“My wife can never find out about this,” says Elvis, his voice now a whisper. The kind you hear in spy movies.
“My greatest fear is that my wife one day wants to sell my mountain bike for the amount I told her I paid for it. I tested this with all of my friends, and their wives have no idea what they spent on their bicycles.”
But I fear that Elvis Blue will get to cycling nirvana before me. He is already entered for his first stage race.
“I’m just a regular oke who wants to tick something off his bucket list. I know I’ll be totally hooked. It was the same with surfing for me. Now, 10 years later, every year as a family we go on a trip somewhere in the world to surf. I was the same with running, so I can see myself probably getting really into this,” he says.

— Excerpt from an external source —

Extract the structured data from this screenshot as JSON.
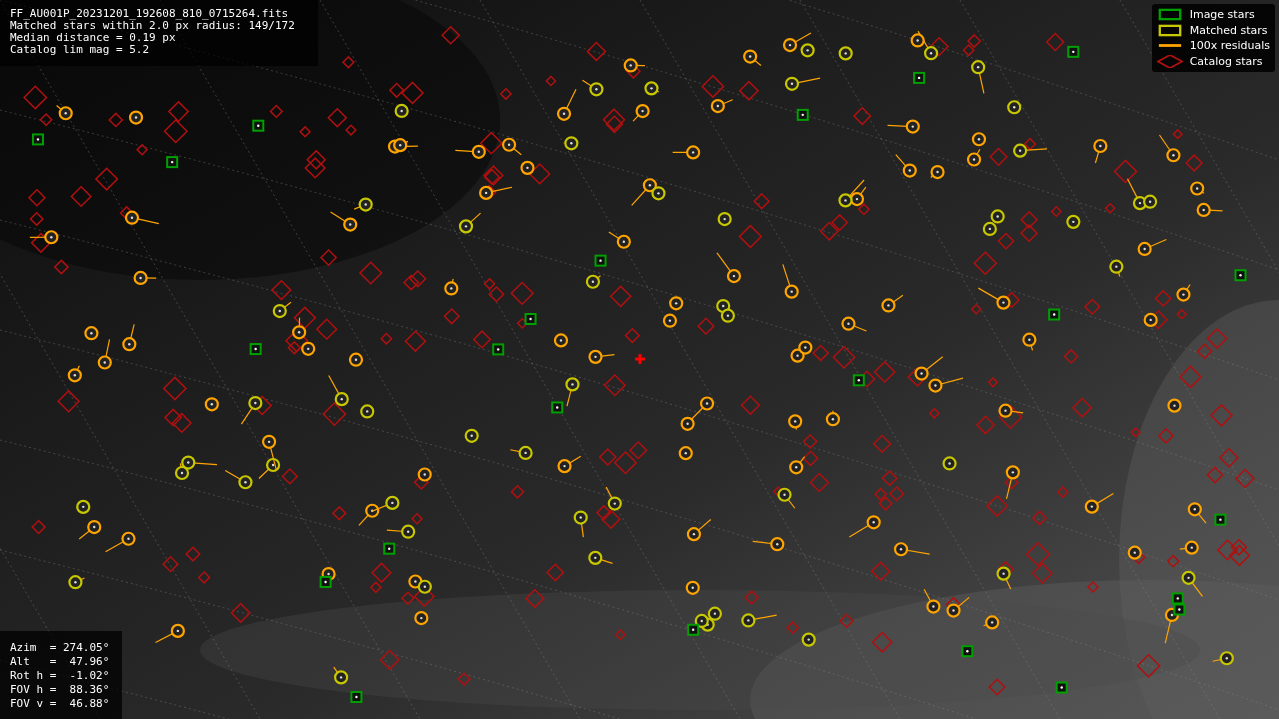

As for me, my first stage race will most likely be one of the Glacier races. I have attended both the Glacier Cradle Traverse and Glacier Storms River Traverse, and they are without a doubt the most unintimidating and luxurious entries into stage racing that I’ve seen. They serve craft beer and ostrich fillet at the waterpoints. You sleep in luxury tents with white linen. And nobody takes the racing too seriously, like my friend with the Flying Fish.
“I now know this will be life changing for me,” says Elvis in anticipation of his first stage race.
I agree. And for both of us, the process of buying a bicycle is a life changing experience.
So mark my words fellow spokes. Before you can say Presta on your pinch flat, this little rookie bike-buying peloton will be cranking into top gear.
This is not the endo. We will no longer endure empty lives being described by more experienced cyclists as “Freds (a novice)”.
This is our time to shred, Elvis Blue. All hail the knights of the knobby tyres. See you on the singletrack my full suspension friend.
Now hand me my Flying Fish.